The ruling against China's regulation of its rare earth exports has sparked disappointment and dissatisfaction among the Chinese public, as they hold China has been unfairly treated.
Although the decision was made in accordance with "established rules," it doesn't mean that the ruling was reasonable.
On the one hand, Western countries, equipped with the world's most sophisticated export restriction systems, can, without breaking any rules, restrict exports of high-tech products such as precision machinery and semiconductors, particularly, to China.
On the other, it is against the so-called "rules" for China to manage its exports of rare earth. China does so not to target specific countries, but out of the need to curb environmental disasters caused by excessive mining.
Isn't this inscrutable or double standards?
Yes, precision machinery, semiconductors and the like are high-tech products. But rare earth is just the kind of commodity most sought after and widely used in high-tech sectors.
They say they prohibit exports of those high-tech products to China because they can be used for military purposes. But rare earth is just the kind of key element widely used in military sectors.
The ruling was made based on rules, but rules should have kept up with the times. For new members of the WTO such as China, many of the old rules masterminded by developed economies are not fair in the first place.
WTO officials are also advised to come to China and have a look at the enormous damage excessive rare earth mining has inflicted on the environment.
China has long been a victim of excessive rare earth mining and has only started to resolve the problems recently.
For decades, China, with about 23 percent of the world's total rare earth reserves, has been feeding more than 90 percent of the world's demand for the metals.
China's domination of the global rare earth market is an unwanted gift from some developed countries led by the United States.
The United States, with one of the world's largest rare earth reserves, dominated this market from the mid 1960s to late 1980s, and then started to gradually close down mines, citing huge environmental and resource costs.
This dominating status came at a huge price -- in some small towns in east China's Jiangxi Province, where reserves of precious ion-absorbed-type rare earths abound, lavish exploitation of the metals since the late 1980s has not only destroyed local landscapes, but also poisoned streams and crops.

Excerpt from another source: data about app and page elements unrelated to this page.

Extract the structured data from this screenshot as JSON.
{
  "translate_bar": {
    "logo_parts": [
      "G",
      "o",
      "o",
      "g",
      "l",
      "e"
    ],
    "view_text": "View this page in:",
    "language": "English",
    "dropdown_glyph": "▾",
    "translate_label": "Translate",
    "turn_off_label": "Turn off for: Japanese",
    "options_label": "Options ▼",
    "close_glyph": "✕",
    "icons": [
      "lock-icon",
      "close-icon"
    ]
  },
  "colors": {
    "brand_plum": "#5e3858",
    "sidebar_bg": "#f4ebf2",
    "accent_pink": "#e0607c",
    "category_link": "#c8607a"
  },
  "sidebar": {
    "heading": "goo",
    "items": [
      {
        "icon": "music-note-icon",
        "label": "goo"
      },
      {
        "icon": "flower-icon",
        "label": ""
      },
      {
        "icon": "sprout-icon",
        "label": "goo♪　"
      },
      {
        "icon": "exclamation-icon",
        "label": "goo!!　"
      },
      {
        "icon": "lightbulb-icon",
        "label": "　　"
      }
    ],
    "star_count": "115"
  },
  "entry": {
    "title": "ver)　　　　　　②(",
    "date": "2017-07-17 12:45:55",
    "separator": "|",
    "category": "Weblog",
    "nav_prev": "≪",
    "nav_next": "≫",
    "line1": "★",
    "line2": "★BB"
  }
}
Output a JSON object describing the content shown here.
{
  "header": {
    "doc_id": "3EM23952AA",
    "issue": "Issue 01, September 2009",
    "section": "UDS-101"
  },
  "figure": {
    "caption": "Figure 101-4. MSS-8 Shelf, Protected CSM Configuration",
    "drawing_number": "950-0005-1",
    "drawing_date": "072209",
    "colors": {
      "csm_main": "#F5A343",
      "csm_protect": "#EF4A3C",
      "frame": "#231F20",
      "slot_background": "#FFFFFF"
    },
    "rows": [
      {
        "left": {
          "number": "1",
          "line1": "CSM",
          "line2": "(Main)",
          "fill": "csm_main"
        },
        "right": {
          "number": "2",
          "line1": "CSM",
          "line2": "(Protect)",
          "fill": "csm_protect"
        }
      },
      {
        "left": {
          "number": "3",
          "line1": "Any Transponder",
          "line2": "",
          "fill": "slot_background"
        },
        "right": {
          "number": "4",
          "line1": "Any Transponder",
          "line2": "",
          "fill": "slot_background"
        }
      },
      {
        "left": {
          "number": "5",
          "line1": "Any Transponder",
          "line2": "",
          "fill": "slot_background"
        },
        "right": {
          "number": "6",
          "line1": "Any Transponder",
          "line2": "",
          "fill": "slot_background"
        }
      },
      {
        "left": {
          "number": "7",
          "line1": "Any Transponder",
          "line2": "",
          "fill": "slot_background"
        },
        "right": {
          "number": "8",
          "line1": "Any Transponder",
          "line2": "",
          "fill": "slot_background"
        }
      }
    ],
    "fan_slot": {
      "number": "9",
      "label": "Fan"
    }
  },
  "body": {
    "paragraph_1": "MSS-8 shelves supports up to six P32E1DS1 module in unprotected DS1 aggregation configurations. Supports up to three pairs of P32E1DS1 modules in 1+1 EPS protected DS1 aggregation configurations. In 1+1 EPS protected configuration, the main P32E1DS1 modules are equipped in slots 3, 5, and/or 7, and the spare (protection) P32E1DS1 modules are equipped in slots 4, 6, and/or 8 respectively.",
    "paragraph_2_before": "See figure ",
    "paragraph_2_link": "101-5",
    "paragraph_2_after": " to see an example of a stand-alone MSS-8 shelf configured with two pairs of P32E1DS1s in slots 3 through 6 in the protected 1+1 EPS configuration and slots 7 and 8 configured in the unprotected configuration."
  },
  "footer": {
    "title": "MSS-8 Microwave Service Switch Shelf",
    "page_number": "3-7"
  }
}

After comparing the environmental disasters caused by rare earth mining in China and the natural sceneries above rare earth reserves in the United States, the WTO would be able to give a fair verdict.